I am glad to announce the launching of the print version of the Bulletin of the Society for East Asian Archaeology (BSEAA). The first issue, after collecting and publishing articles online at SEAA-web throughout the last year, has now been concluded and appears as BSEAA, Vol. 1 (2007), in a complete and paginated version and under its own ISSN (1864-6026).
BSEAA provides a means for publishing manuscripts, such as field reports, project outlines, conference reports, book reviews, museum roundups, descriptions of places of interest etc., or brief essays on various issues in East Asian archaeology. The articles of BSEAA will continue to appear online at varying intervals over the year. We are thus trying to diminish the usual delay between submitting a paper and having it published.

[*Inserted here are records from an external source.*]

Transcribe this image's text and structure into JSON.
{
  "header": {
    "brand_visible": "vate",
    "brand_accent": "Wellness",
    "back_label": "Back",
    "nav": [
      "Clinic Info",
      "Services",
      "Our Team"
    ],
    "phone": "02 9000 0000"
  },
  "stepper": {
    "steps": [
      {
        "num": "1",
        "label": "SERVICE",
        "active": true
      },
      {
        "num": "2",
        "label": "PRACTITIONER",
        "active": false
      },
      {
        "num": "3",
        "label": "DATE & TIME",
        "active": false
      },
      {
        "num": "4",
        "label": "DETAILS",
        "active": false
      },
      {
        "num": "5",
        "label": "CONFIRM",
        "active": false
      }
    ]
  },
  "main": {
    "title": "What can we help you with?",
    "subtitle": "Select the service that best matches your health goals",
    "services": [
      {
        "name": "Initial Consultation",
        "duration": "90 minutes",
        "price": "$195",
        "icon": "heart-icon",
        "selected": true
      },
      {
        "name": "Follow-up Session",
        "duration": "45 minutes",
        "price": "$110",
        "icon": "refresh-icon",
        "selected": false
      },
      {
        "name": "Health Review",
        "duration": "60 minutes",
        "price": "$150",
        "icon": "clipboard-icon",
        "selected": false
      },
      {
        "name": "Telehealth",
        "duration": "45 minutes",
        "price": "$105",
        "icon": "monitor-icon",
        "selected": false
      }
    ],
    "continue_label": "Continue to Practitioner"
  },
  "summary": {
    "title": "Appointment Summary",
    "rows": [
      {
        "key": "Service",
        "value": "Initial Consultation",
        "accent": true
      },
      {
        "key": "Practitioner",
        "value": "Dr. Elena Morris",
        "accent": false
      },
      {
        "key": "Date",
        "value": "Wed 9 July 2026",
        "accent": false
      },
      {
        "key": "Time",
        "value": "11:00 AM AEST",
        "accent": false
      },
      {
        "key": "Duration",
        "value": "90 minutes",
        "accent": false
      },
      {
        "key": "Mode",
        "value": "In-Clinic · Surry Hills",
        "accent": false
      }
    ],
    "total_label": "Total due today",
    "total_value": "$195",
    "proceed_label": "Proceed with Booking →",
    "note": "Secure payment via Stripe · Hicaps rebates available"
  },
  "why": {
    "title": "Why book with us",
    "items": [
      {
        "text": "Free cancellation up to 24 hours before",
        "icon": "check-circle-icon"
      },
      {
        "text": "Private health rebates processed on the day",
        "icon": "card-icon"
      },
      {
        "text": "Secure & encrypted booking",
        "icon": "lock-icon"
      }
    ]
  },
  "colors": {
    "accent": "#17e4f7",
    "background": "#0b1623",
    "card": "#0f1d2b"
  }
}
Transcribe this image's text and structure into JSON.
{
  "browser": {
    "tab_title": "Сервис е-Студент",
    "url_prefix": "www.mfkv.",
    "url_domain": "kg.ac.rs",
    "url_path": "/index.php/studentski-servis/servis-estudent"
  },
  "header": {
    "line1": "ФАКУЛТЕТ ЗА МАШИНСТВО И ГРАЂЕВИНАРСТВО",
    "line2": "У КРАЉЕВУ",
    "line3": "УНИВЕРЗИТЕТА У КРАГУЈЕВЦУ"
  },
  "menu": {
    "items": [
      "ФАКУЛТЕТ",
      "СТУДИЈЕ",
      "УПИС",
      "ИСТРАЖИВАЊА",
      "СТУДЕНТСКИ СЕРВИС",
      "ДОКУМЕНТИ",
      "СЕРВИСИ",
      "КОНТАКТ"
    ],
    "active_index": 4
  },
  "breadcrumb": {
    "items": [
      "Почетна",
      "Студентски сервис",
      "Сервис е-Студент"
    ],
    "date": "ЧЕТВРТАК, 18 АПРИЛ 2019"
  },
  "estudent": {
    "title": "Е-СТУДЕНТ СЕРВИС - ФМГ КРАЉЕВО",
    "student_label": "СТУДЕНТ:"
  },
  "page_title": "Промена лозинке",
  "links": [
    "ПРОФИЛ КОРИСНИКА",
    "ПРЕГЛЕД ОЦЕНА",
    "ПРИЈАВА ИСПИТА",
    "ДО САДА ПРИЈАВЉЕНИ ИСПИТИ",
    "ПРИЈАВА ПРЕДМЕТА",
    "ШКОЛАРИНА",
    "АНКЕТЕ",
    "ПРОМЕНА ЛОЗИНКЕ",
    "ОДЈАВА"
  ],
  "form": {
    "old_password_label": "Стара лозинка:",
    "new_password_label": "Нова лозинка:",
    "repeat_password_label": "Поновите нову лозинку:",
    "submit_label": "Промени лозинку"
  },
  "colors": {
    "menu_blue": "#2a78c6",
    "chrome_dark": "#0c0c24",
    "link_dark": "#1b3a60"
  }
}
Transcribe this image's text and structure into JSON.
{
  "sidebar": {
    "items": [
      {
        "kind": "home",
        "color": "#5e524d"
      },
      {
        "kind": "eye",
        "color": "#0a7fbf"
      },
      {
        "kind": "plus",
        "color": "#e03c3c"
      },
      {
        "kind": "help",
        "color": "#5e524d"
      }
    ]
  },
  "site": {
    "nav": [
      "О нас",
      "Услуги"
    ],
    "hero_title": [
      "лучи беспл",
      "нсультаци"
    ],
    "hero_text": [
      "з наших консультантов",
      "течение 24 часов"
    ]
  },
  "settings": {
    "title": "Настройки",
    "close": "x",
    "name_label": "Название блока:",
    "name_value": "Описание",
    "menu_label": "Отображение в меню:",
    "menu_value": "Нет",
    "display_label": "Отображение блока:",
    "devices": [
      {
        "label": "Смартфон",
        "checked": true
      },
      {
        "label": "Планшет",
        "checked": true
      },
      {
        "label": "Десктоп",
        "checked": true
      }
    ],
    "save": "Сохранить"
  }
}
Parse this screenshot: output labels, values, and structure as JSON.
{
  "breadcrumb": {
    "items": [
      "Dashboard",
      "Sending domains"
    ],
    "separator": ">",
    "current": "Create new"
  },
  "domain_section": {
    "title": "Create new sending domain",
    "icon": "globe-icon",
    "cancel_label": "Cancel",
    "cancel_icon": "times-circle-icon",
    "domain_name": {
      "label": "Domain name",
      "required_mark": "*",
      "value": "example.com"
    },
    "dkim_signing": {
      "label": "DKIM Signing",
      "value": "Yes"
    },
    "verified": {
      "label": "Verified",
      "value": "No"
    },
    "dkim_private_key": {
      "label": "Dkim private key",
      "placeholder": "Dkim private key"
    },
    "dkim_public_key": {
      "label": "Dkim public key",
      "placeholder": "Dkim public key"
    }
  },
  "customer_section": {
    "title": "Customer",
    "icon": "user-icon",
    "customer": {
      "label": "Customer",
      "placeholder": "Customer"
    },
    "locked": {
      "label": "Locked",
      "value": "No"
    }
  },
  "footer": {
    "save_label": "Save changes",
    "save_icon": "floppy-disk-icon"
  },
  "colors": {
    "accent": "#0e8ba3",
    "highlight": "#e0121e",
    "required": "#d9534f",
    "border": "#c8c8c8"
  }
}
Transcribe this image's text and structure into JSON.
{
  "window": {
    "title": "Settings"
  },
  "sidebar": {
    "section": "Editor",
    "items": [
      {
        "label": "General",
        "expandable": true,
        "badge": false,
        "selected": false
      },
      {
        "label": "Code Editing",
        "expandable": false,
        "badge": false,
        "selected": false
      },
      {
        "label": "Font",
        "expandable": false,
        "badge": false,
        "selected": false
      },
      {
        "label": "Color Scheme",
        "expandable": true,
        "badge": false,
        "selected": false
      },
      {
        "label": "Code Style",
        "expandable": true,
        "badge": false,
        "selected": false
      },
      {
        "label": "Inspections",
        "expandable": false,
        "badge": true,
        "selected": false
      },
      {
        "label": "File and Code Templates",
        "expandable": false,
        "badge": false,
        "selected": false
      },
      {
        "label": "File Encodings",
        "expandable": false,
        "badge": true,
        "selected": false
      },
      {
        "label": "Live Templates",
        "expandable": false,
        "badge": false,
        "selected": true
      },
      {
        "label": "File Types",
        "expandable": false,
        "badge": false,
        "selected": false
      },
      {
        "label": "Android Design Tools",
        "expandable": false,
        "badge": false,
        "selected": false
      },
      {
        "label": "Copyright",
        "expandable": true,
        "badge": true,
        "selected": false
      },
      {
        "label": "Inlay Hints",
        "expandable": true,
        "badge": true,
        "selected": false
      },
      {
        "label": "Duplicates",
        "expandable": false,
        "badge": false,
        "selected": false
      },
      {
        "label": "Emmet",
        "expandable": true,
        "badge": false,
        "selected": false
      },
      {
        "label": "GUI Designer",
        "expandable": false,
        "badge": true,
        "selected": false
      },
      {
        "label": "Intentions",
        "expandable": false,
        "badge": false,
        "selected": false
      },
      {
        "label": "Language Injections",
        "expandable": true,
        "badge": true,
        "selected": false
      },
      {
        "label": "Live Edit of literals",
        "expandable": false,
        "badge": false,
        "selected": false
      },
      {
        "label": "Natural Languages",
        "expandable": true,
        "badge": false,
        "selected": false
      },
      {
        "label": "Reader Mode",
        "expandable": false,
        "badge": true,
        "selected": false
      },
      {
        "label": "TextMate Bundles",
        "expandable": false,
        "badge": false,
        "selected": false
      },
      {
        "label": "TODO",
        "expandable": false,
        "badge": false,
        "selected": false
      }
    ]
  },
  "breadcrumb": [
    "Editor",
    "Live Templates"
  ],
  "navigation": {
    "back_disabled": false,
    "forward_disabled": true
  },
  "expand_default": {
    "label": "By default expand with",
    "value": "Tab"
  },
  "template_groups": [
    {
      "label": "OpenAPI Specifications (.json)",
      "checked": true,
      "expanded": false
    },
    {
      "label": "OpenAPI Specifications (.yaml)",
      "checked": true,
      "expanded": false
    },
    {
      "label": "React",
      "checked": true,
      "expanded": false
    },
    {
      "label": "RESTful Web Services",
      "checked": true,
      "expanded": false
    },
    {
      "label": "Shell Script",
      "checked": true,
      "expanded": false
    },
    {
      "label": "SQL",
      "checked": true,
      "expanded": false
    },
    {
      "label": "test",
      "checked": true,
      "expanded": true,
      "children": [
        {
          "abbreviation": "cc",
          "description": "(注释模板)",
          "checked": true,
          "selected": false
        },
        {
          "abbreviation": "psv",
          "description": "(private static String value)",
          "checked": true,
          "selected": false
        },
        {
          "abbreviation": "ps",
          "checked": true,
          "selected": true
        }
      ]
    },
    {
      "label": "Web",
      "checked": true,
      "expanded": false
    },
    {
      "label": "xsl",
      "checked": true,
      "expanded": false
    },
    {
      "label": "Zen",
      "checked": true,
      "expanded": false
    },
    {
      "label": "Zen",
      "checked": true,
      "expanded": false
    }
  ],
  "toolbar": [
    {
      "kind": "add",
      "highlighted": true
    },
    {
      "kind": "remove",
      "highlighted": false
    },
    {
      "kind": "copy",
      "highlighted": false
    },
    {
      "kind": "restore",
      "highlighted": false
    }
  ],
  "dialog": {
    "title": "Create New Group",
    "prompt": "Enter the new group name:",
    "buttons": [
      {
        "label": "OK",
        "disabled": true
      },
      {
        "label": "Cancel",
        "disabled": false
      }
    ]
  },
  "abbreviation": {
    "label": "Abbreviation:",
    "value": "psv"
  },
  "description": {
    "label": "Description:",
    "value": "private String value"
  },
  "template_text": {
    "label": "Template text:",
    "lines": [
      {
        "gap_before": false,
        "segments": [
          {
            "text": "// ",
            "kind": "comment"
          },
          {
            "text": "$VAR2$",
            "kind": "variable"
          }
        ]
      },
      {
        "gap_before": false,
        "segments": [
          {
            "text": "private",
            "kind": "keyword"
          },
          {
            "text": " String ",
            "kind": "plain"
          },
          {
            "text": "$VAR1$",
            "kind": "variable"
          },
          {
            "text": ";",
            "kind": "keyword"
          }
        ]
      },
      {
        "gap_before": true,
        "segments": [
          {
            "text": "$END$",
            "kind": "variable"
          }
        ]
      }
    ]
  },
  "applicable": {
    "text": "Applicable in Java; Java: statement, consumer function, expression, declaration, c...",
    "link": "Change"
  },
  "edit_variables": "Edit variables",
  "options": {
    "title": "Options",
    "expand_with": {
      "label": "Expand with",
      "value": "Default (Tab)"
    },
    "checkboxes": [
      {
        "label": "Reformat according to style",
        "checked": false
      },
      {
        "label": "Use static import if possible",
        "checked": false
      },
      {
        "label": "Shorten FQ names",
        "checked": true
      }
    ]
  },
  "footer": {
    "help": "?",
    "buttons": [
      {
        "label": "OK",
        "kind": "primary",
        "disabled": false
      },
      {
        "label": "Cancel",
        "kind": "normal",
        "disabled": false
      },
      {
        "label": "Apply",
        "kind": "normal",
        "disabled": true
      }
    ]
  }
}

SEAA members enjoy a pre-reading period of three months for published articles, and will moreover have access to PDFs of the single articles with fully done layout, as well as to the complete PDF print version of BSEAA being prepared at the end of each year.
I would like to take this opportunity to thank our webmaster, Michael MOOS, for all the extra work he has done for both SEEA-web and BSEAA; without him our website wouldn't work at all. He also is responsible for the nicely done layout of both online and print version. I am grateful also to the authors of the first volume for sharing their expertise in the field and having their manuscripts published on SEAA-web. It was a great pleasure to work together.
The inaugural volume of BSEAA focuses on issues in Yayoi and Kofun period Japan from different angles:
More than five years have elapsed since the National Museum of Japan announced the re-dating of the beginning of the Yayoi period, based on new data obtained from AMS dating of organic samples attached to pottery sherds. Yayoi, so it was said, began more than 500 years earlier than thought. The announcement triggered a hot debate among archaeologists, mainly in Japan, and the controversy has not since lost its explosiveness. SHŌDA Shinya analyses the different levels of the Yayoi dating controversy in detail, and uncovers the reasons lying behind this unsettled and at the same time absorbing debate.
In September 2006, Jane OKSBJERG joined the team of the Kyūshū University Dep. of Archaeology for an excavation campaign at the Yayoi period Karakami site on Iki Island (Nagasaki Prefecture), lying off the coast of North Kyūshū. Her vivid and graphic account of the investigation, accompanied by numerous snapshots from the field, allows a genuine look at what digging is like in today's Japan.
Another stimulating field report from Jane OKSBJERG takes us to one of the centres of Kofun period culture in Okayama Prefecture. "The Last Excavation at Shōbuzako Kofun" allows intriguing insight into the development of large scale kofun mounds in ancient Kibi, and what it means for the perception of political power in Late Kofun.
A major issue in Japanese archaeology, the transition between Yayoi and Kofun cultures raises many questions relating to the emergence of keyhole-shaped mounds, state formation processes, and – needless to say – the whole range of the Yamatai/Yamato problem. Two contributions address specific topics in this context:
Joseph A. STYLES ("A Contested Chronology of the Yayoi-Kofun Transition"), reviewing aspects of Gina L. BARNES’ as well as J. Edward KIDDER’s latest publications, revaluates absolute dating connected to the intriguing Hashikaka mound, linking it even closer to the historic account of queen Himiko.
TSUJITA Jun’ichirō calls attention to finds of fragmented bronze mirrors from latest Yayoi and Early Kofun environments, thus assessing "The Change in the Distribution System of Bronze Mirrors at the Beginning of Kofun Period Japan" and its impact on the analysis of the appearance of local elites in the Kinki region.
Concluding Vol. 1 of BSEAA (2007), two reprints of early works of Edward Sylester MORSE take us to the very beginning of western interest in Japanese archaeology. Annotated and introduced by Michael MOOS ("Two Essays on Japanese Archaeology by Edward S. MORSE"), MORSE’s "Traces of an Early Race in Japan" (1879) and "Dolmens in Japan" (1880) start a small series on Classical Western Writings on East Asian Archaeology and Anthropology in BSEAA that will be continued in the next volume.
Hattingen, May 22, 2008